That growth is, in fact, already happening. Kosai Yutaka of Japan Economic Research (JER) reckons that real GDP growth should be 1.4% in the year to March 2010, from a 3% fall last year. As for profits, it seems they are on the rise again. The JER reports that current profits, which shrunk by 57.8% in the year to last March, are set to rise by 33.8% in 2009/2010.

That process of recovery is being reflected in the performance of small-cap funds. Merner reports that his London-listed investment trust, the Atlantis Japan Growth Fund, rose by 16.3% this year in dollar terms to the end of August, compared with a gain of 9.2% for the Topix. Freeze reports that the Prospect Japan Fund was up a healthy 26% this year, by the end of July. And Tetsuo ('Ted') Tanimura, president and CEO of Tokyo-based Tower Investment Management, says that the group's flagship Tower K1 Hedge Fund, which suffered a loss of 48.3% in 2008, had shot up 82.1% by August this year.

Investors are putting money into Japan again too. The $5bn-plus SPARX group of firms, which has been losing assets month by month, started to see things pick up again in the summer, confirms Masaki Taniguchi, president of SPARX Asset Management.

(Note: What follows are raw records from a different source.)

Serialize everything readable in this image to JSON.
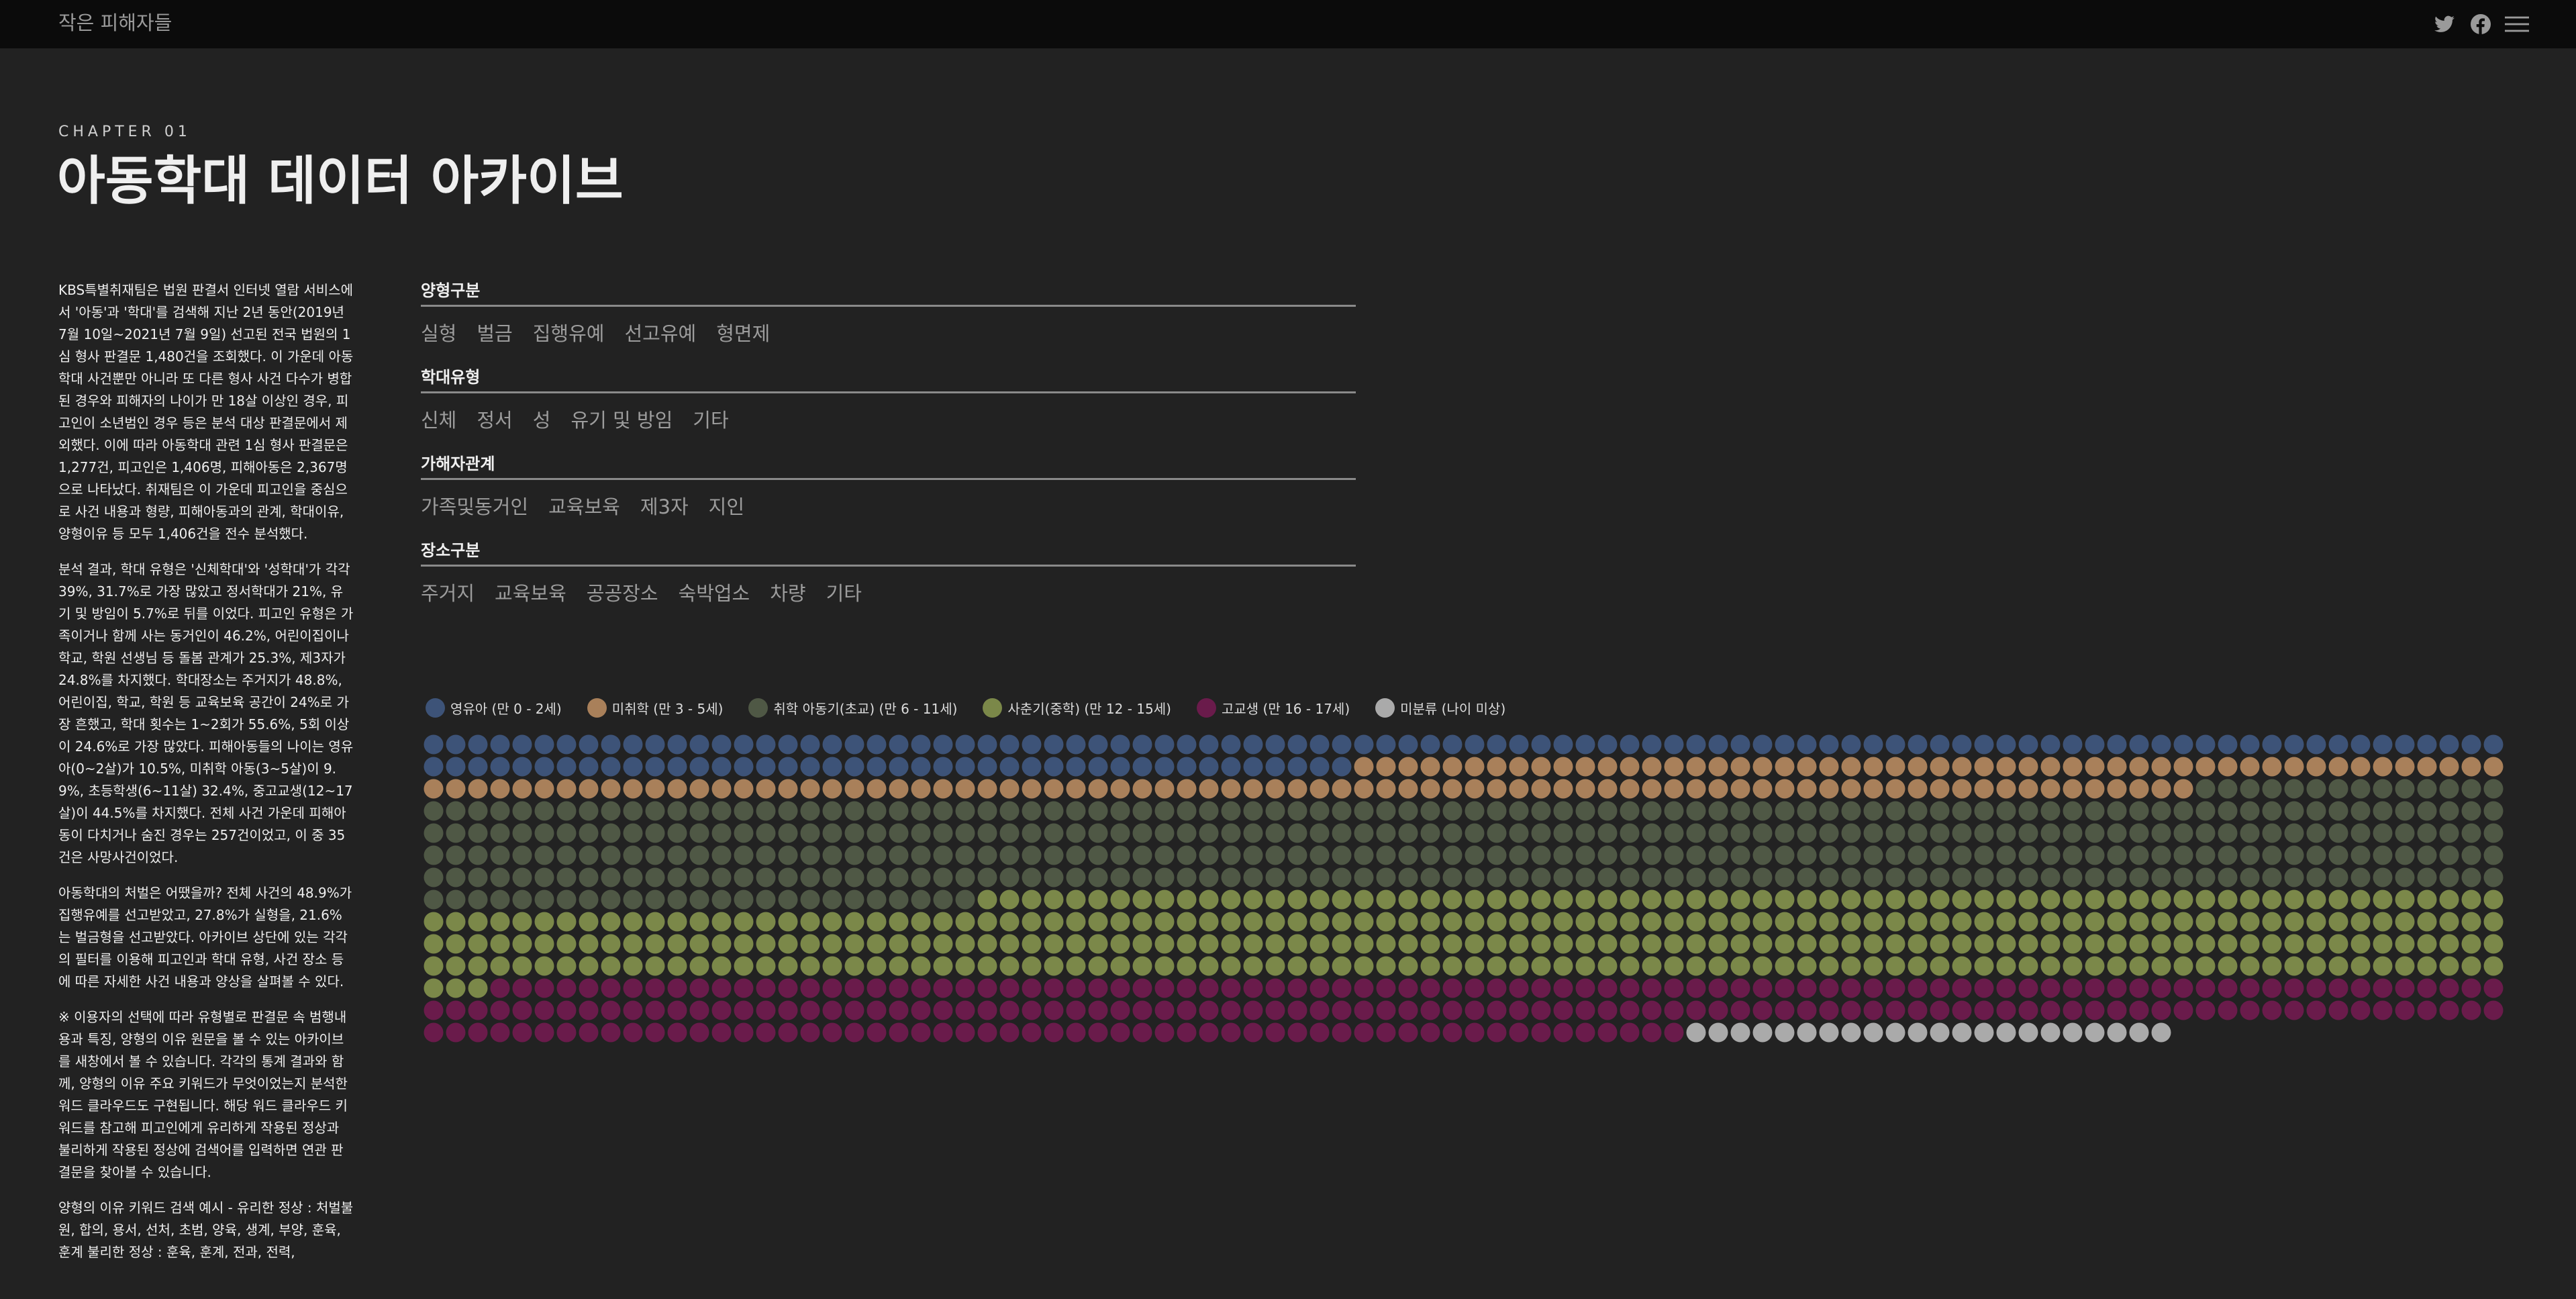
{
  "header": {
    "site_name": "작은 피해자들",
    "icons": [
      "twitter-icon",
      "facebook-icon",
      "menu-icon"
    ]
  },
  "chapter": {
    "label": "CHAPTER 01",
    "title": "아동학대 데이터 아카이브"
  },
  "article": {
    "paragraphs": [
      "KBS특별취재팀은 법원 판결서 인터넷 열람 서비스에서 '아동'과 '학대'를 검색해 지난 2년 동안(2019년 7월 10일~2021년 7월 9일) 선고된 전국 법원의 1심 형사 판결문 1,480건을 조회했다. 이 가운데 아동학대 사건뿐만 아니라 또 다른 형사 사건 다수가 병합된 경우와 피해자의 나이가 만 18살 이상인 경우, 피고인이 소년범인 경우 등은 분석 대상 판결문에서 제외했다. 이에 따라 아동학대 관련 1심 형사 판결문은 1,277건, 피고인은 1,406명, 피해아동은 2,367명으로 나타났다. 취재팀은 이 가운데 피고인을 중심으로 사건 내용과 형량, 피해아동과의 관계, 학대이유, 양형이유 등 모두 1,406건을 전수 분석했다.",
      "분석 결과, 학대 유형은 '신체학대'와 '성학대'가 각각 39%, 31.7%로 가장 많았고 정서학대가 21%, 유기 및 방임이 5.7%로 뒤를 이었다. 피고인 유형은 가족이거나 함께 사는 동거인이 46.2%, 어린이집이나 학교, 학원 선생님 등 돌봄 관계가 25.3%, 제3자가 24.8%를 차지했다. 학대장소는 주거지가 48.8%, 어린이집, 학교, 학원 등 교육보육 공간이 24%로 가장 흔했고, 학대 횟수는 1~2회가 55.6%, 5회 이상이 24.6%로 가장 많았다. 피해아동들의 나이는 영유아(0~2살)가 10.5%, 미취학 아동(3~5살)이 9.9%, 초등학생(6~11살) 32.4%, 중고교생(12~17살)이 44.5%를 차지했다. 전체 사건 가운데 피해아동이 다치거나 숨진 경우는 257건이었고, 이 중 35건은 사망사건이었다.",
      "아동학대의 처벌은 어땠을까? 전체 사건의 48.9%가 집행유예를 선고받았고, 27.8%가 실형을, 21.6%는 벌금형을 선고받았다. 아카이브 상단에 있는 각각의 필터를 이용해 피고인과 학대 유형, 사건 장소 등에 따른 자세한 사건 내용과 양상을 살펴볼 수 있다.",
      "※ 이용자의 선택에 따라 유형별로 판결문 속 범행내용과 특징, 양형의 이유 원문을 볼 수 있는 아카이브를 새창에서 볼 수 있습니다. 각각의 통계 결과와 함께, 양형의 이유 주요 키워드가 무엇이었는지 분석한 워드 클라우드도 구현됩니다. 해당 워드 클라우드 키워드를 참고해 피고인에게 유리하게 작용된 정상과 불리하게 작용된 정상에 검색어를 입력하면 연관 판결문을 찾아볼 수 있습니다.",
      "양형의 이유 키워드 검색 예시 - 유리한 정상 : 처벌불원, 합의, 용서, 선처, 초범, 양육, 생계, 부양, 훈육, 훈계 불리한 정상 : 훈육, 훈계, 전과, 전력,"
    ]
  },
  "filters": [
    {
      "title": "양형구분",
      "options": [
        "실형",
        "벌금",
        "집행유예",
        "선고유예",
        "형면제"
      ]
    },
    {
      "title": "학대유형",
      "options": [
        "신체",
        "정서",
        "성",
        "유기 및 방임",
        "기타"
      ]
    },
    {
      "title": "가해자관계",
      "options": [
        "가족및동거인",
        "교육보육",
        "제3자",
        "지인"
      ]
    },
    {
      "title": "장소구분",
      "options": [
        "주거지",
        "교육보육",
        "공공장소",
        "숙박업소",
        "차량",
        "기타"
      ]
    }
  ],
  "legend": [
    {
      "label": "영유아 (만 0 - 2세)",
      "color": "#3d5378"
    },
    {
      "label": "미취학 (만 3 - 5세)",
      "color": "#a9805a"
    },
    {
      "label": "취학 아동기(초교) (만 6 - 11세)",
      "color": "#4f5845"
    },
    {
      "label": "사춘기(중학) (만 12 - 15세)",
      "color": "#7b8849"
    },
    {
      "label": "고교생 (만 16 - 17세)",
      "color": "#6a1b4b"
    },
    {
      "label": "미분류 (나이 미상)",
      "color": "#aaaaaa"
    }
  ],
  "chart_data": {
    "type": "unit-dot-grid",
    "columns": 94,
    "categories": [
      "영유아 (만 0 - 2세)",
      "미취학 (만 3 - 5세)",
      "취학 아동기(초교) (만 6 - 11세)",
      "사춘기(중학) (만 12 - 15세)",
      "고교생 (만 16 - 17세)",
      "미분류 (나이 미상)"
    ],
    "values": [
      136,
      132,
      415,
      354,
      242,
      22
    ],
    "colors": [
      "#3d5378",
      "#a9805a",
      "#4f5845",
      "#7b8849",
      "#6a1b4b",
      "#aaaaaa"
    ],
    "title": "",
    "xlabel": "",
    "ylabel": ""
  }
}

But all of this happened before the August elections. So will the change of leadership make a difference to the economy? It all boils down to the moodo (a Japanese term for the public mood). Japanese politics may just bumble along with the new prime minister, Yoshio Hatoyama, in charge. But if moodo returns, the markets will capture it. Gerald L Curtis, professor of political science at Columbia University, says the new administration could take up to a year to introduce specific measures to benefit businesses. "There's not going to be a rush to implement overnight." But the mere hope things will get better makes people feel better, and markets duly respond.

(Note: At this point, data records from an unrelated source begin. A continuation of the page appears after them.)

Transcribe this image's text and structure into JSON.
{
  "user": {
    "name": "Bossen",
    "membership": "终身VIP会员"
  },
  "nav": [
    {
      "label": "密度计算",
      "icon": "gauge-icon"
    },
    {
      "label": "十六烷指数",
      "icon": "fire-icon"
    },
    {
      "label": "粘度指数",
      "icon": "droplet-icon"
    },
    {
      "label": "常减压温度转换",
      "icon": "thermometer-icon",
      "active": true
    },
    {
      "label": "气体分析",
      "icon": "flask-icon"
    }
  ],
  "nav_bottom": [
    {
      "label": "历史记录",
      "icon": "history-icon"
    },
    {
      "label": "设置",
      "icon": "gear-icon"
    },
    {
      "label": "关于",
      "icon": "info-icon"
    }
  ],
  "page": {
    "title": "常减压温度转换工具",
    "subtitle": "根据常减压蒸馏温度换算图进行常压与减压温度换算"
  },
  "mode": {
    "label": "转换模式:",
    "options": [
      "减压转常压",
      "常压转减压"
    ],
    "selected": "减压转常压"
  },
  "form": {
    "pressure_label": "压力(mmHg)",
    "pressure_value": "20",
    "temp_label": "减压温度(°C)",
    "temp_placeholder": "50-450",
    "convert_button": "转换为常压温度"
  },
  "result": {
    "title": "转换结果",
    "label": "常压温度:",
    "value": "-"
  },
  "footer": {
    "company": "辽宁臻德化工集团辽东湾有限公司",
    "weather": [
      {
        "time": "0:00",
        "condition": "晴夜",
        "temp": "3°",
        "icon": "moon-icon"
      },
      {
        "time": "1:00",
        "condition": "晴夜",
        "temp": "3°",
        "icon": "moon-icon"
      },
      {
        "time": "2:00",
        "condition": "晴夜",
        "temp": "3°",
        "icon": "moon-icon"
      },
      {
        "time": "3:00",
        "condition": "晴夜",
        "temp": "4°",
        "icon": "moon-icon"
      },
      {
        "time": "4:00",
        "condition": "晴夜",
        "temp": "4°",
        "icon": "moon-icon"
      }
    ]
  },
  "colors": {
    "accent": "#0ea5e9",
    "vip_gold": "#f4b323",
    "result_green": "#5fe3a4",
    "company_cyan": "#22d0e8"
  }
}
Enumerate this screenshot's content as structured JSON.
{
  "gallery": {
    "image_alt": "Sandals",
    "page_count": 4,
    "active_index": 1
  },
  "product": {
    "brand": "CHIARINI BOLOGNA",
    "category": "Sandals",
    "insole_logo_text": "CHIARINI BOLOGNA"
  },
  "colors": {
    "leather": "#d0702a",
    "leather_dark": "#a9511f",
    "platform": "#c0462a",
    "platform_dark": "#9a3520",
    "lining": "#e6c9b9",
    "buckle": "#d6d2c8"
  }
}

That's good news for small companies in particular, reckons Merner. "Japan is now a low-growth economy," he explains. "Most of the big companies are not going to grow very much unless they have most of their sales overseas, [and] most of their production overseas." But "small companies are mostly niche companies and can grow quickly... if properly managed and in the right business, they can do very well indeed". This is what they're saying at SPARX too, a group that has nurtured small caps since its inception by Shuhei Abe in 1989. The small caps research whizz there, Tadahiro Fujimura, presents visitors to the Tokyo head office with a multi-coloured chart. It shows that there are 3,283 small-cap companies in Japan, with a market value of 48trn ($521bn) as of 30 June 2009. That space contains countless "hidden investment opportunities", says the chart.

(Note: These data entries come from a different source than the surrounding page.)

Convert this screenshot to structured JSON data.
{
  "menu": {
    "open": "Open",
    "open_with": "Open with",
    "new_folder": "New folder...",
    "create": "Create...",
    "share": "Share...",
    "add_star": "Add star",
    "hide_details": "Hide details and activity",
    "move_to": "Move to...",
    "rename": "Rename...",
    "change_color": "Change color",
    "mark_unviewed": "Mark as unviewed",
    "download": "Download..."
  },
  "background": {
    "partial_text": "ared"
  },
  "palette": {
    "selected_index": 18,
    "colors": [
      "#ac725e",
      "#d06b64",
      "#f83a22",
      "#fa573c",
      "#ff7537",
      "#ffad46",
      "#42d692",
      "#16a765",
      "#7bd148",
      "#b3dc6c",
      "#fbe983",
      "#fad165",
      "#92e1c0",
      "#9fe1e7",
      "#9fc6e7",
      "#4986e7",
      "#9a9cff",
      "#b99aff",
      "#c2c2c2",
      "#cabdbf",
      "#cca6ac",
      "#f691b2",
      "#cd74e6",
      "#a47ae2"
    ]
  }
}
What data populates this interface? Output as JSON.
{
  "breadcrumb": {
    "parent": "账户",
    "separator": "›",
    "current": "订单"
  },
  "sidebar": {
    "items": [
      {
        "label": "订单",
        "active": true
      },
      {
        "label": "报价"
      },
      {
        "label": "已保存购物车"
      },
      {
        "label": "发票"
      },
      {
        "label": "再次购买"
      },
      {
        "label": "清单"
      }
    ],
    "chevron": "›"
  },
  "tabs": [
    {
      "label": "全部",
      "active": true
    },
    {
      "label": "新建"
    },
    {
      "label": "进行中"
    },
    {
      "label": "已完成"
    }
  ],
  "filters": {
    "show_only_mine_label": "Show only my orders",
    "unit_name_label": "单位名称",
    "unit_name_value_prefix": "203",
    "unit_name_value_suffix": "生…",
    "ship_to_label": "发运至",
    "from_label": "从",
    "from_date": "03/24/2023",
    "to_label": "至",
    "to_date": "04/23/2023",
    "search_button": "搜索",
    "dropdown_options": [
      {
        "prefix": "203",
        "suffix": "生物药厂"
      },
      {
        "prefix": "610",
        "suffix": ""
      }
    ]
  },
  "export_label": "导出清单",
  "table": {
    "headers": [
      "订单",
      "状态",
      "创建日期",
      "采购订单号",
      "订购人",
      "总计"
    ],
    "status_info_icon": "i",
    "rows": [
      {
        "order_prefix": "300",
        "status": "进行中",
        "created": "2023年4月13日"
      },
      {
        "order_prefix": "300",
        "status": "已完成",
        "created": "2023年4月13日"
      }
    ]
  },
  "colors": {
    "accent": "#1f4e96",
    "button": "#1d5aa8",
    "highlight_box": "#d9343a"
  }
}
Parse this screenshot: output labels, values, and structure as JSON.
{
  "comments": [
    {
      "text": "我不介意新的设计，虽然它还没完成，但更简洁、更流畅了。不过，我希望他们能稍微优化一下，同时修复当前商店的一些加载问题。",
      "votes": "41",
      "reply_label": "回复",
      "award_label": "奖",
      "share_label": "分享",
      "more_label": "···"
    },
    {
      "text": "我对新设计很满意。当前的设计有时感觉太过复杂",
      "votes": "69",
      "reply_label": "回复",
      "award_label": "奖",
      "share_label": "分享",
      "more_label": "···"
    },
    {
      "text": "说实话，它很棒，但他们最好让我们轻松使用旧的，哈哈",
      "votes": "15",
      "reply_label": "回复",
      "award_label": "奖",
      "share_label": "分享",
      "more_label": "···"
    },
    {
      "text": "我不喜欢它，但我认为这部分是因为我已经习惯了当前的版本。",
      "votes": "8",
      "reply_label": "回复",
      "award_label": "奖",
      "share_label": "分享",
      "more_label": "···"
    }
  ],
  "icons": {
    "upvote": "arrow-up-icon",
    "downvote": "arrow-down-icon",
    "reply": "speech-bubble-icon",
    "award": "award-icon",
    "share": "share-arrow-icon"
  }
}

Many of these companies are too small for institutions to buy. But there's money to be had, if an investor or fund manager is willing to scale down their expectations. Many of the small-cap firms, observes Freeze, are run by men in their 70s and 80s. "Every business day of the week a company president dies at a listed firm," he notes. So mergers and acquisitions (M&A) opportunities abound. Japan just has "too many companies", says Ted Tanimura. And despite deal volumes falling year on year so far in 2009, Japan was the leader in M&A within the Asia region during the first quarter, according to The Wall Street Journal. With all this in mind, both the Atlantis (LSE: AJG) and Prospect (LSE: PJF) funds look good, particularly as they trade on hefty discounts to net asset value of 18% and 27% respectively.